Irish traditional songs were sung, and O’Flaherty celebrated mass for the Catholics and British Protestants alike.

The nuns who were now catering for 50 refugees on top of 20 priests recalled O’Flaherty in their records as a dab hand at procuring extra supplies on the black market.

The darkest day fell on October 16th, 1943, when Nazi forces raided Rome’s ancient Jewish neighbourhood, deporting its population almost in its entirety and sending them to their deaths.

Hubert Jedin, a German priest who was confined within the walls of the college throughout the occupation because he was half Jewish, recalled in his writings that O’Flaherty appeared “in the highest state of agitation” after witnessing Jewish people being removed “like animals” in carts.

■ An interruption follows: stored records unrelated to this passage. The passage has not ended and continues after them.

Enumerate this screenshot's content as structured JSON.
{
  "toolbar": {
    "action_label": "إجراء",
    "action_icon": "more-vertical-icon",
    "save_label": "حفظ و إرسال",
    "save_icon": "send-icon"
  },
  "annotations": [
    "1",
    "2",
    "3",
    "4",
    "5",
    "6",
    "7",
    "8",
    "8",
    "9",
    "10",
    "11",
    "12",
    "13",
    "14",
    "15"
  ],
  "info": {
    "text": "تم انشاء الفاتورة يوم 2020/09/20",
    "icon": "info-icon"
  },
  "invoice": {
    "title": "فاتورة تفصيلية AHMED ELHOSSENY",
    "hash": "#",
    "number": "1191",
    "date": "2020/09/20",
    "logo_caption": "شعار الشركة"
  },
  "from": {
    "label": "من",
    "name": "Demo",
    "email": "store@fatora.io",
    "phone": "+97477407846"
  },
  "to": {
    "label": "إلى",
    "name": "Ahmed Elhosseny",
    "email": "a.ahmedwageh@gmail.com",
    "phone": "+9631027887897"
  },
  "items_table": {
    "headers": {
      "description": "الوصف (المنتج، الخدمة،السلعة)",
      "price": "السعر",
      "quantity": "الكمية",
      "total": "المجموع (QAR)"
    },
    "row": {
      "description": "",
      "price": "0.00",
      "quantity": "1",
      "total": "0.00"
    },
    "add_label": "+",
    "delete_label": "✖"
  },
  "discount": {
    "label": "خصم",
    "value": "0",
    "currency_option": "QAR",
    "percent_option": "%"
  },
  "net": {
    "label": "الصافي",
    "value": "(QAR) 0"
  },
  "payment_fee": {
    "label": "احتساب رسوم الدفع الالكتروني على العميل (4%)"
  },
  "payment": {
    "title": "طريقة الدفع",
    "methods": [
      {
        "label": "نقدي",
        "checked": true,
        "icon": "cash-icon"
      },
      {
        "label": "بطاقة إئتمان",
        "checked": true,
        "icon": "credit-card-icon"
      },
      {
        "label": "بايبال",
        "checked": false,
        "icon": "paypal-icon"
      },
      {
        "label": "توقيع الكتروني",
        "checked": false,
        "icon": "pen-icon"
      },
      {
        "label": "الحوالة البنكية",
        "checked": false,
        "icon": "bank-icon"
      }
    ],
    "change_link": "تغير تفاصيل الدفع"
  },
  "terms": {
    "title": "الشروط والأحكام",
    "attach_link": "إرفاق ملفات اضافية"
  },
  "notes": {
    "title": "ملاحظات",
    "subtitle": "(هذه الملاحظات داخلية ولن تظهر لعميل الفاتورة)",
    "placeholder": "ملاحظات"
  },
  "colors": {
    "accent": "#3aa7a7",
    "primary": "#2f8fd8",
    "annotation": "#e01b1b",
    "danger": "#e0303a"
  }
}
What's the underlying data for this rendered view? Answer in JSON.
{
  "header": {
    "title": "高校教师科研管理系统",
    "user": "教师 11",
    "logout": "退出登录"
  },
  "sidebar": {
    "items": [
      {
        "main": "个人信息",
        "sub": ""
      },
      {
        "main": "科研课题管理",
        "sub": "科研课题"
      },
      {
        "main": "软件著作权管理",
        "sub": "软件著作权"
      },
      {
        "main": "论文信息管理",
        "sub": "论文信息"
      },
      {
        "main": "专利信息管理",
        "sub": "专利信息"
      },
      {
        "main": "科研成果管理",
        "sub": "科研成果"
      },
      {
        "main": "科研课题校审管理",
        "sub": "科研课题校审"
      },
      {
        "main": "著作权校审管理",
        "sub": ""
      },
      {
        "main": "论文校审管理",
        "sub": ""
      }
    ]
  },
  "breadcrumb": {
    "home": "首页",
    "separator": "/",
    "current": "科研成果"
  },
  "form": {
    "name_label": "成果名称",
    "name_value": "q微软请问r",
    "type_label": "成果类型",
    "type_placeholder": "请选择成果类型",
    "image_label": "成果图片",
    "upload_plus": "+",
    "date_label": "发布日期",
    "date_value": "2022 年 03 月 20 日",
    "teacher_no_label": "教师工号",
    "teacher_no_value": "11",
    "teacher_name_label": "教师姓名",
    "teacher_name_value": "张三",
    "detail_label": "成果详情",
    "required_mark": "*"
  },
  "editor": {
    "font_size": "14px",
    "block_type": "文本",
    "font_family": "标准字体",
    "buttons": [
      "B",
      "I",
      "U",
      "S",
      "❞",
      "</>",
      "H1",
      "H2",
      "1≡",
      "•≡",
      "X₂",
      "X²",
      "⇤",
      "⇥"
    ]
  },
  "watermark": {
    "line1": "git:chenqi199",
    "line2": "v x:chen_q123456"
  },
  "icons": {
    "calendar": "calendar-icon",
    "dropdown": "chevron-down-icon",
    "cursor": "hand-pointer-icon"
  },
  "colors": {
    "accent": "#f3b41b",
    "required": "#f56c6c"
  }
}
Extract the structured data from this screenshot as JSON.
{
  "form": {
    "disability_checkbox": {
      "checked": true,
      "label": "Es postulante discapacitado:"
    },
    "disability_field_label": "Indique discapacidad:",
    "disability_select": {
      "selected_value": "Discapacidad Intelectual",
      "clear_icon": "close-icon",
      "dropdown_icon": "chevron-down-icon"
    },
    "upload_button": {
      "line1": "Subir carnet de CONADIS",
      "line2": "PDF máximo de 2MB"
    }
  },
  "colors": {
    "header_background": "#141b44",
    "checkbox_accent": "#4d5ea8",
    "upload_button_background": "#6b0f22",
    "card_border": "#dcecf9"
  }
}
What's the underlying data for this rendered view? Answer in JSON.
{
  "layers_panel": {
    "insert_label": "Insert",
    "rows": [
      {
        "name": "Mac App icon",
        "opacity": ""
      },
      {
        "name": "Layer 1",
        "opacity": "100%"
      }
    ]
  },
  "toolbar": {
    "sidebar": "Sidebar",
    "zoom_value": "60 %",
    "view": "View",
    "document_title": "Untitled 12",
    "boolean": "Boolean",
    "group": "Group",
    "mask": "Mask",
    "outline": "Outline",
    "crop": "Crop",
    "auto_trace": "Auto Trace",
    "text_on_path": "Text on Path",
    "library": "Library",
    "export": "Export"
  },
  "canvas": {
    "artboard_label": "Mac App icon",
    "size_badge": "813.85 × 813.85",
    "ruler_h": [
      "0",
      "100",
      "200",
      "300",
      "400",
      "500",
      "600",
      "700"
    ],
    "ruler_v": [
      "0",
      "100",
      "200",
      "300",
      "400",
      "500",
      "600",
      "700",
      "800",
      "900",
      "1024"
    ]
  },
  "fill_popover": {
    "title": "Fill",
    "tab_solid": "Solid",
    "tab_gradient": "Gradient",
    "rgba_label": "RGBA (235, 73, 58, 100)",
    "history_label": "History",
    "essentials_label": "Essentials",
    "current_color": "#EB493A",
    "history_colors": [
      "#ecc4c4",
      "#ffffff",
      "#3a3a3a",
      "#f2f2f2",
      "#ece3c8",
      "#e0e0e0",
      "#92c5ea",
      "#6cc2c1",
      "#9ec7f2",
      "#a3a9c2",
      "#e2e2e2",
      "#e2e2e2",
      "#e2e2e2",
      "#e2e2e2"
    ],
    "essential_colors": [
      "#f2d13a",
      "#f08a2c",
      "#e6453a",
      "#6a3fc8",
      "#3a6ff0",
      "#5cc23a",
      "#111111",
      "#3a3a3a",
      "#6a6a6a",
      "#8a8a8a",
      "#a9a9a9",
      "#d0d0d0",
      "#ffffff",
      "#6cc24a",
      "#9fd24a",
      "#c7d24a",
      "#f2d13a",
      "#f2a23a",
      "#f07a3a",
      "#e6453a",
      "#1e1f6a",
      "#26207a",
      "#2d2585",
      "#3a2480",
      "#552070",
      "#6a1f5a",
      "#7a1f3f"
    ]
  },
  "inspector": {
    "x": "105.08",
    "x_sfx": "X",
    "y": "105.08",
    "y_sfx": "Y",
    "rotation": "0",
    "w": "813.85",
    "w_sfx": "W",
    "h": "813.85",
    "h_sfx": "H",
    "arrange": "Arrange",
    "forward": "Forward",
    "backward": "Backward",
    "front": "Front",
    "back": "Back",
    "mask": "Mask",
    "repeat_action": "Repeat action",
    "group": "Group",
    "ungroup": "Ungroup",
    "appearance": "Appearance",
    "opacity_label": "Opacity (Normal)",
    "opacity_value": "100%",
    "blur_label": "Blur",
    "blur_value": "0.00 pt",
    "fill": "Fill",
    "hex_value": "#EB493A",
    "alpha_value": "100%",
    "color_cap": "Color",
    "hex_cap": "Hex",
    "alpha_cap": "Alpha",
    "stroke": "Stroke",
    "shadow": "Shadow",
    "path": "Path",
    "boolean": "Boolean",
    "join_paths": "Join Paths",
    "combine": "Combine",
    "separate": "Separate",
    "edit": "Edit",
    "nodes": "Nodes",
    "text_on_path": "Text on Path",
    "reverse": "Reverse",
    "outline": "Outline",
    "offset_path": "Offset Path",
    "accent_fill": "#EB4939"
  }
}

O’Flaherty vowed to confront the German ambassador and declared that “if Germans were committing such crimes, Ireland should not tolerate its German envoy any longer,” Jedin recalled.

Rome became the first capital to be liberated by Allied forces, in June 1944. The refugees hidden around the city and inside the German College poured out.

O’Flaherty later flew to Palestine to help relocate some of the Jewish people he had helped during the occupation. In later years, he suffered a stroke and returned to Ireland, living the rest of his life with his sister in Cahersiveen. His life has been the subject of several books, including Joseph O’Connor’s latest novel My Father’s House, and a 1983 film The Scarlet and the Black, starring Gregory Peck.

“I’m sure we have nothing of his courage here today, if the same times come again,” Heid remarked.

“We had to wait for an Irish priest in a German college to help those persecuted by the Germans,” Heid said. “His biggest friends in the organisation were British. They knew that this was very special, this friendship. They said: in these times, we forget nationalities.”

Naomi O’Leary

Naomi O’Leary

Naomi O’Leary is Europe Correspondent of The Irish Times